Screened as part of NZIFF 2017

Mountain 2017

Directed by Jennifer Peedom Big Nights

A spectacular musical and cinematic collaboration, Jennifer Peedom’s new movie exalts the spellbinding force of the world’s great mountains – and the power they exercise over the human imagination.

74 minutes CinemaScope / DCP




Jennifer Peedom
Jo-anne McGowan


Robert Macfarlane
Jennifer Peedom


Renan Ozturk


Christian Gazal
Scott Gray


Richard Tognetti
the Australian Chamber Orchestra


Willem Dafoe


Sydney 2017


Australian High Commission

Jennifer Peedom will introduce the July 31 screening.
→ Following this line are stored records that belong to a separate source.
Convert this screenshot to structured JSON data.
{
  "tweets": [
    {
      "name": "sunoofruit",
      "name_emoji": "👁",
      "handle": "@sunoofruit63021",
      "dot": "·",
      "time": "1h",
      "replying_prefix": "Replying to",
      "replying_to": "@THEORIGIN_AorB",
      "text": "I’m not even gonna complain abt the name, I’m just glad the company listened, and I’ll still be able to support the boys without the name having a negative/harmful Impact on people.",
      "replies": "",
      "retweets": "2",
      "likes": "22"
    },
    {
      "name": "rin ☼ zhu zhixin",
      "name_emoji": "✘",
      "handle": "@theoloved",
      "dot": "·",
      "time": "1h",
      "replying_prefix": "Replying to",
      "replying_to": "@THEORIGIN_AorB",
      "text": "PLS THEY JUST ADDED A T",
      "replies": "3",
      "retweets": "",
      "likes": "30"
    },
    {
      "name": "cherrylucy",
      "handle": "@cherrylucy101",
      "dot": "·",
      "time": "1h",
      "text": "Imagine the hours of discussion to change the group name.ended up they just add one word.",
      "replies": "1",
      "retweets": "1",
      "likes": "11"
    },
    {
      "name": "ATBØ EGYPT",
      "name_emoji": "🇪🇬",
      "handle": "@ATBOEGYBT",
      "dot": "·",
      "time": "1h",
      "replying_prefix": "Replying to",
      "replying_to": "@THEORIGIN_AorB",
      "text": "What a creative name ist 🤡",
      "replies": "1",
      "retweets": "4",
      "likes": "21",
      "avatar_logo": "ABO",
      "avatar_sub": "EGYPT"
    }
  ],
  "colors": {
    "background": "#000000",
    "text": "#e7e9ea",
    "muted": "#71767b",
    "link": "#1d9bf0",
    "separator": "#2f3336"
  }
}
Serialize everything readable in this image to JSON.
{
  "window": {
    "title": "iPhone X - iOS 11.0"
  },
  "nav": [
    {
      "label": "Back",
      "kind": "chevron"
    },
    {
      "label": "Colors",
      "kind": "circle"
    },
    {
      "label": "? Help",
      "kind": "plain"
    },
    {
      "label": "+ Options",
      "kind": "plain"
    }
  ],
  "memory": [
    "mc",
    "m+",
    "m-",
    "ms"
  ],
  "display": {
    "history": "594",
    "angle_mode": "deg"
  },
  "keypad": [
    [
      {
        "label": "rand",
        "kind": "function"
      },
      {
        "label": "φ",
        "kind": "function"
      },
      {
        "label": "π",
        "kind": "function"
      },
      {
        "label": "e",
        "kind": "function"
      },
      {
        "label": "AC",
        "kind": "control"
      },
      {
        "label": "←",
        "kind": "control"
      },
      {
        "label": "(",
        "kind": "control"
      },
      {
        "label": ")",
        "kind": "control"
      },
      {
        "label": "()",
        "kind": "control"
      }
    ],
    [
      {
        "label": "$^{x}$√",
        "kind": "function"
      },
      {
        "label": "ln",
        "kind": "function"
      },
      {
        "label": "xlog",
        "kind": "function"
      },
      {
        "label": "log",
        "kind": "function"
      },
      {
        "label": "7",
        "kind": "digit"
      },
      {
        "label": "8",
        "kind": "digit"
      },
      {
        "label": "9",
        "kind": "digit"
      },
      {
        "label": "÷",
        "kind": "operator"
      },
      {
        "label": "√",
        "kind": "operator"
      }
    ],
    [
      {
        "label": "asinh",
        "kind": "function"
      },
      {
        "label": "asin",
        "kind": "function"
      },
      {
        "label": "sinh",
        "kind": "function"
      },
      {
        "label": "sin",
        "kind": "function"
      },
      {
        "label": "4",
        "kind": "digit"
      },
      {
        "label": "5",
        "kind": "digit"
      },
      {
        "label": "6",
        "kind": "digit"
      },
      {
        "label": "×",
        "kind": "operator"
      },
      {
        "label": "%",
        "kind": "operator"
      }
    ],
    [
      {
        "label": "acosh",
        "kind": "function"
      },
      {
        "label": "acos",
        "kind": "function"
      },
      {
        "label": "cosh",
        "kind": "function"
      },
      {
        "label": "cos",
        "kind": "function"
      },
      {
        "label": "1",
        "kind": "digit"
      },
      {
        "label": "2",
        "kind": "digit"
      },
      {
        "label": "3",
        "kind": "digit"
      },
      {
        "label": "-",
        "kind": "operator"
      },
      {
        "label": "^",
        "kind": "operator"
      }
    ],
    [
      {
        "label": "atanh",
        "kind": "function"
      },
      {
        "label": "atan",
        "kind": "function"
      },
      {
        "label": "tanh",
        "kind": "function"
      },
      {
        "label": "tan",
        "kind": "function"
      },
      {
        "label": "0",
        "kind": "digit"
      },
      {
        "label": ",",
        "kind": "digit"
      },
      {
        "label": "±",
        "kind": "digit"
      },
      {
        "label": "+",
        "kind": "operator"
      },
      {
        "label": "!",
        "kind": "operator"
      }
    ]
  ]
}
Australian filmmaker Jennifer Peedom follows her extraordinary Sherpa with a giant-screen celebration of the allure of the mountains, created in collaboration with the Australian Chamber Orchestra. Spectacular images, shot in 21 countries by legendary mountaineer/cinematographer Renan Ozturk (Meru, Sherpa) and others, have been cut together thematically to an orchestral score drawing on Chopin, Grieg, Vivaldi, Beethoven and new works by Richard Tognetti. The orchestra will perform live when the film tours Australia in August, but we’re delighted to have secured Civic giant-screen engagements for the soundtracked version.

Drawing from Robert Macfarlane’s book Mountain, read on the soundtrack by Willem Dafoe, the film considers the changes in humanity’s relationship to mountains over recent times. Not so long ago they represented the divine and mysterious; to many indigenous communities living on their flanks they always will. By the time Hillary and Tenzing ascended Everest, mountains had been colonised by the west and filled our imaginations as personal challenges to be overcome.

That spirit of conquest may be hard to separate from the risks taken to capture the exultant top-of-the-world imagery that makes this film such an exhilarating experience. As Peedom offers us a jaw-dropping montage of people throwing themselves off precipices for the sheer thrill of it, her film revels both in the dramatic grandeur of the mountains and in the glorious irrationality which may be the only sane human response.